A big problem with high cholesterol is you can’t tell if you have it (unless of course you test your blood).
There are no symptoms of hypercholesterolemia.
At least there aren’t any until a heart attack or stroke happens.
Risk factors for high cholesterol and high triglycerides include (5):
- Poor Diet Choices
- Being Overweight or Obese
- Limited Physical Activity
- Family History
- Age (older)
The most ideal way to lower your cholesterol is by adopting healthy lifestyle habits. However, medications are sometimes also needed.
Your doctor may put you on medication for cholesterol if your levels come back too high. Sometimes doctors also recommend to start medication if your risk of stroke and heart attack are very high. It’s always important to take medication as your doctor prescribes.
But make sure you don’t use medication as a crutch or an excuse. Lifestyle changes are the foundation of getting you back on track and keeping you there!
Smoking damages vessels and increases the risk of hyperlipidemia, along with causing problems for almost every other part of your health. The health consequences of smoking are overwhelmingly negative. This isn’t something to mess around with.
Just quit smoking.
Consistent exercise is so important for our well-being. It provides a positive impact on both our mental health as well as many aspects of our physical health. Like many other chronic diseases related to obesity, exercise can improve hyperlipidemia independently by helping the health of vessels and also by contributing to weight loss.
Being overweight or obese is a major risk factor for high cholesterol. Losing weight by calorie control and exercise can powerfully lower your cholesterol - as well as help prevent or improve so many other related diseases like diabetes, hypertension, heart disease and more.
While calorie control and exercise are the most important steps for weight loss, there are additional dietary considerations you should know if you need to lower your cholesterol.
Among the most important treatments of hyperlipidemia is diet. If you are overweight or obese you need to change your diet to lose weight. Additional diet modifications can help further lower your cholesterol intake.
Animal Product Considerations

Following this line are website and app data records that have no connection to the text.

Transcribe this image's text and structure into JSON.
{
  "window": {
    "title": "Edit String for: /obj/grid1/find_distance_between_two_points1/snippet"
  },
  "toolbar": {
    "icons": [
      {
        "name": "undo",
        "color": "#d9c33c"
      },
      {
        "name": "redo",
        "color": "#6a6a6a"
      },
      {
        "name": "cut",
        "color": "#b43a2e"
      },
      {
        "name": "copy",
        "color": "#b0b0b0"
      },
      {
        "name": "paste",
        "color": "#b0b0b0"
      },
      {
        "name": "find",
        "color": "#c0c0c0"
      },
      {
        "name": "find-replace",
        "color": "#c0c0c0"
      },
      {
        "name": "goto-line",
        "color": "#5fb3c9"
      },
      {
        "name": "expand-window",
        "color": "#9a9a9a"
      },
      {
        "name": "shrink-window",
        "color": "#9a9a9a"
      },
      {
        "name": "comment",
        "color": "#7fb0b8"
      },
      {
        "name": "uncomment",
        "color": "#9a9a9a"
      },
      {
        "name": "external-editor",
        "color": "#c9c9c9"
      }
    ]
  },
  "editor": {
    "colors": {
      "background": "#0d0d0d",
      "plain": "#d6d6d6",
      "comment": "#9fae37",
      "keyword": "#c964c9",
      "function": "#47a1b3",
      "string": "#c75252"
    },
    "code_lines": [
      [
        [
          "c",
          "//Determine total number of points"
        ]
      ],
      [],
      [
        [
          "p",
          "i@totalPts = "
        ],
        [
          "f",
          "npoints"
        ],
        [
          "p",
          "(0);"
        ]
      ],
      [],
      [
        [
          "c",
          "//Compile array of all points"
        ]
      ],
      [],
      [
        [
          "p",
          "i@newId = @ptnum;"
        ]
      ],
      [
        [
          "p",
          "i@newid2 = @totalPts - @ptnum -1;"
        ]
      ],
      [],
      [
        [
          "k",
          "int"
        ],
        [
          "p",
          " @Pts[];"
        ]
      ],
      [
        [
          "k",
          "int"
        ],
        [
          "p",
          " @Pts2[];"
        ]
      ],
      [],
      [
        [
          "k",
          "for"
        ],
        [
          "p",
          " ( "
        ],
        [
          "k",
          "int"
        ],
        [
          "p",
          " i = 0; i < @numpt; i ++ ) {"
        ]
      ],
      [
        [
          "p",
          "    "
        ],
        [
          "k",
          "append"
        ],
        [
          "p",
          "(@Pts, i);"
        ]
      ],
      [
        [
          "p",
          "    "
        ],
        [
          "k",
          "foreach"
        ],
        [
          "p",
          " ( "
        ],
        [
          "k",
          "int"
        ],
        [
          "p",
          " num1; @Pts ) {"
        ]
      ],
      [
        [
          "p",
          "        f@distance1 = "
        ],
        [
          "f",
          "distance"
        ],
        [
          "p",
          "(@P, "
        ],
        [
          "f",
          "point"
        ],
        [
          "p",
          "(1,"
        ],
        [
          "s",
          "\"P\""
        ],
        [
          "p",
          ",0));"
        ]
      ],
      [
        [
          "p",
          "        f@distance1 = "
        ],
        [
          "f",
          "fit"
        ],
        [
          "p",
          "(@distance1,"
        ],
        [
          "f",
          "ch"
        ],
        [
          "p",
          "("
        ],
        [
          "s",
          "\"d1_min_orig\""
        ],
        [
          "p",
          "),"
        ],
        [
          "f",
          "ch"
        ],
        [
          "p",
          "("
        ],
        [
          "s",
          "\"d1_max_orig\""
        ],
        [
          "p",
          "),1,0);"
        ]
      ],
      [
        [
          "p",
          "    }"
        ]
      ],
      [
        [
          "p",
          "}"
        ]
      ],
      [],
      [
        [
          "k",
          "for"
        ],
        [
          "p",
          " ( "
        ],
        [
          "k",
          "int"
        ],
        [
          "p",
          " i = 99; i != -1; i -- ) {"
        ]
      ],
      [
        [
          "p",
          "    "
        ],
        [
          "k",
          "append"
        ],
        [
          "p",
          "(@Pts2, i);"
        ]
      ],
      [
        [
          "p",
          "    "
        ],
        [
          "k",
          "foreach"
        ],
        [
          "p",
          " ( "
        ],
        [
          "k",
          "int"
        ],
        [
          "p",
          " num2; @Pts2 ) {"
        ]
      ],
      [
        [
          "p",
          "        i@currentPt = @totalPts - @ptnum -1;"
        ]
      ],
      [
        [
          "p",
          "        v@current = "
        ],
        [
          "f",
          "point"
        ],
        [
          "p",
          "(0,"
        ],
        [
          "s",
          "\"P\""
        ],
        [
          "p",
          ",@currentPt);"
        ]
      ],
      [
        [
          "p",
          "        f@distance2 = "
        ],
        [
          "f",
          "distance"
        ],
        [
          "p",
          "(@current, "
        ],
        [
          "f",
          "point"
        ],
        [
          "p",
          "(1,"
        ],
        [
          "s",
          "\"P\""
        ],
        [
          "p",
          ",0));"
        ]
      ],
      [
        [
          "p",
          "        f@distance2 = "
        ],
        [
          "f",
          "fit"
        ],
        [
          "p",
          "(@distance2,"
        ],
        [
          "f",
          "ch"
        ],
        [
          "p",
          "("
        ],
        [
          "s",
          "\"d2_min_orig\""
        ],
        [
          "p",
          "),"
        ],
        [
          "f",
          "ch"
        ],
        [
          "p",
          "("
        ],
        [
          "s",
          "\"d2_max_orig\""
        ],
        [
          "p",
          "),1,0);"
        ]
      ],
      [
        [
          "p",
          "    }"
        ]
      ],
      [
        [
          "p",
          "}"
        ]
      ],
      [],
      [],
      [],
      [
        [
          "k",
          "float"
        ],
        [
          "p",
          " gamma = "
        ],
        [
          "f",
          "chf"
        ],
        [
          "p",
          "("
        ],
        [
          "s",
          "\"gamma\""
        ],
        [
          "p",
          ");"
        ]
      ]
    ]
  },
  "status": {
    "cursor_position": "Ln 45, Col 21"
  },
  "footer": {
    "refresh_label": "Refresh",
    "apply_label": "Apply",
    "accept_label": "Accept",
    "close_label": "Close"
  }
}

Cholesterol comes from animal products. While lean animal products in moderation are often included in a very healthy diet, full fat dairy products, meats high in saturated fat or cooked in unhealthy oil or fried contributes significantly to your cholesterol. Red meat can have particularly high levels of cholesterol.
Limiting your red meat consumption and limiting your overall saturated and trans fat intake can significantly lower your cholesterol.
Minimize Saturated & Trans Fat
Saturated fats and trans fats (often called ‘unhealthy fats’) can also actually cause your body to make more cholesterol! Some other foods like palm oil and coconut oil (often found in baking goods) can also stimulate your body's cholesterol production (6).
These foods are usually unhealthy anyway. They are typically high in calories with low nutritional value. Getting these out of your system will help with both weight loss and cholesterol production.
The American Heart Association recommends only including saturated fat in 5% of everything you eat.
This means making choices like getting rid of fried foods, making low-fat choices when it comes to dairy, and cooking with small amounts of healthier oils (ie: vegetable oils).
Increase Your Fiber
Bottom Line: The earlier you can integrate healthy lifestyle practices to prevent hyperlipidemia and so many other chronic disease, the better.